The Olympic Games have changed a bit since the bold Acanthus of Sparta used to trot around the running track in the scuddy.

Back in 720 BC, the canny Acanthus was, according to fusty records, one of the first to actually perform his athletic endeavours in the nude. His sporting prowess was renowned and one particularly dominant display in a diaulos race was immortalised in a limestone frieze which depicted Acanthus winning by, ahem, a long chalk.

Here in the whiz-bang modern world, meanwhile, the unrelenting march of technology knows no bounds with the news that eSports could be a medal event at the 2024 Olympics.

For readers who still think that pooh-sticks is a relatively new sporting phenomenon, the idea of competitive computer gaming on the Olympic stage will probably blow your stovepipe hat off.

In the 1980s, of course, merely loading Daley Thompson’s Decathlon on the Commodore 64 required something of an Olympian effort.

Compared to the instant gratification of today’s consoles and gadgets, the prolonged processes and procedures of the old C64 almost had you thinking that actual game play would only come around on a four-year cycle.

Given that those in the world of squash have been trying to get the sport into the Olympics for years, the idea of computer gaming getting in before it must be gruesomely appalling.

The irony, of course, is that some kid will probably win a gold medal in 2024 playing Jonah Barrington’s Squash on the ZX Spectrum …

In the humbling game of golf, a well-spouted pearl of wisdom suggests that you should always leave your ego on the tee.

Ahead of this week’s Volvo China Open, some high-end competitor playing in the Pro-Am didn’t quite grasp that particular concept as he emerged on the first with a $75,000 set of clubs forged from gold.

The diarist is not sure how the gent played after this lavish show of golfing bravado but, in the words of Del Boy Trotter, he could have been “a 42 carat plonker.”

In a shimmering golfing career, good old Colin Montgomerie has had plenty of glasses raised to his achievements down the years.
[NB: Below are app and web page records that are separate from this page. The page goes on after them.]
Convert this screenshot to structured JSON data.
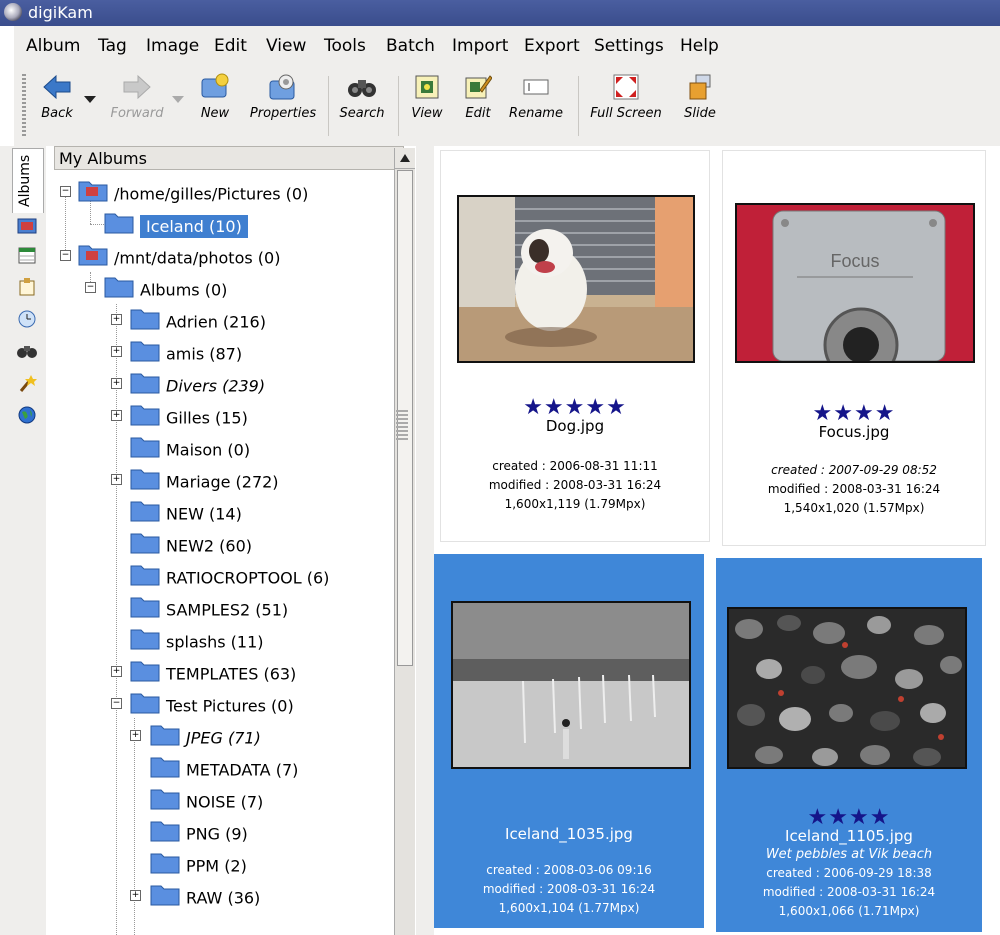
{
  "window": {
    "title": "digiKam"
  },
  "menu": [
    "Album",
    "Tag",
    "Image",
    "Edit",
    "View",
    "Tools",
    "Batch",
    "Import",
    "Export",
    "Settings",
    "Help"
  ],
  "toolbar": {
    "back": "Back",
    "forward": "Forward",
    "new": "New",
    "properties": "Properties",
    "search": "Search",
    "view": "View",
    "edit": "Edit",
    "rename": "Rename",
    "fullscreen": "Full Screen",
    "slide": "Slide"
  },
  "sidebar": {
    "albums_tab": "Albums"
  },
  "tree": {
    "header": "My Albums",
    "nodes": [
      {
        "label": "/home/gilles/Pictures (0)"
      },
      {
        "label": "Iceland (10)"
      },
      {
        "label": "/mnt/data/photos (0)"
      },
      {
        "label": "Albums (0)"
      },
      {
        "label": "Adrien (216)"
      },
      {
        "label": "amis (87)"
      },
      {
        "label": "Divers (239)"
      },
      {
        "label": "Gilles (15)"
      },
      {
        "label": "Maison (0)"
      },
      {
        "label": "Mariage (272)"
      },
      {
        "label": "NEW (14)"
      },
      {
        "label": "NEW2 (60)"
      },
      {
        "label": "RATIOCROPTOOL (6)"
      },
      {
        "label": "SAMPLES2 (51)"
      },
      {
        "label": "splashs (11)"
      },
      {
        "label": "TEMPLATES (63)"
      },
      {
        "label": "Test Pictures (0)"
      },
      {
        "label": "JPEG (71)"
      },
      {
        "label": "METADATA (7)"
      },
      {
        "label": "NOISE (7)"
      },
      {
        "label": "PNG (9)"
      },
      {
        "label": "PPM (2)"
      },
      {
        "label": "RAW (36)"
      }
    ]
  },
  "thumbs": [
    {
      "stars": "★★★★★",
      "rating": 5,
      "name": "Dog.jpg",
      "comment": "",
      "created": "created : 2006-08-31 11:11",
      "modified": "modified : 2008-03-31 16:24",
      "size": "1,600x1,119 (1.79Mpx)"
    },
    {
      "stars": "★★★★",
      "rating": 4,
      "name": "Focus.jpg",
      "comment": "",
      "created": "created : 2007-09-29 08:52",
      "modified": "modified : 2008-03-31 16:24",
      "size": "1,540x1,020 (1.57Mpx)",
      "photo_text": "Focus"
    },
    {
      "stars": "",
      "rating": 0,
      "name": "Iceland_1035.jpg",
      "comment": "",
      "created": "created : 2008-03-06 09:16",
      "modified": "modified : 2008-03-31 16:24",
      "size": "1,600x1,104 (1.77Mpx)"
    },
    {
      "stars": "★★★★",
      "rating": 4,
      "name": "Iceland_1105.jpg",
      "comment": "Wet pebbles at Vik beach",
      "created": "created : 2006-09-29 18:38",
      "modified": "modified : 2008-03-31 16:24",
      "size": "1,600x1,066 (1.71Mpx)"
    }
  ]
}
The other day, Monty was on the Bonnie Banks to toast a new partnership with Loch Lomond Whiskies. As part of this boozy alliance, a limited edition single malt simply called ‘Colin Montgomerie’ will be released later this year.

No doubt, Monty’s tasting notes will feature such phrases as “full-bodied” and “complex”.

Some of the golf writers who have tentatively approached him after he’s three-putted the 18th to miss the cut by a shot will probably add that it has the potential to “blaw yer heid off too.”

It’s all happening in Govan. The pursuit of Steven Gerrard for the manager’s job at Rangers was as leftfield a move as asking Basil Brush to join the Ibrox board. Then again?

Gerrard is seeking “financial assurances” from the high heid yins as he mulls it over. The diarist looks forward to another laughable statement from the Rangers PR machine on that one. “Boom boom” as Basil would say …

The wheezing palaver that is the marathon remains one of the ultimate tests of physical endurance. Well that and trying to read through this diary in one sitting.

The Herald’s deputy sports editor, Gordon Stevenson, is a fit fella but even he was shocked by his London Marathon time. One hour 33 minutes stated a message on his phone. It was, mistakenly, his half-way split. Gordy finally hit the wall when he returned to the office to edit this bloomin' diary.

Show us your, er, vinyls. News reaches the diarist from the bunting-draped streets of Paisley that, in the jubilant merriment of St Mirren’s open-top bus parade aroon’ the toon last weekend to celebrate their Championship win, the DJ and PA announcer at the club’s stadium appeared in a hostelry with a league winners' medal round his neck.

Some inquisitive and perhaps inebriated locals asked how he got it and were informed that an official from the SPFL had a spare one kicking about.

So, rather than meeting the minimum number of games played over a season, the new criteria seems to be “have you played enough records to get a medal?”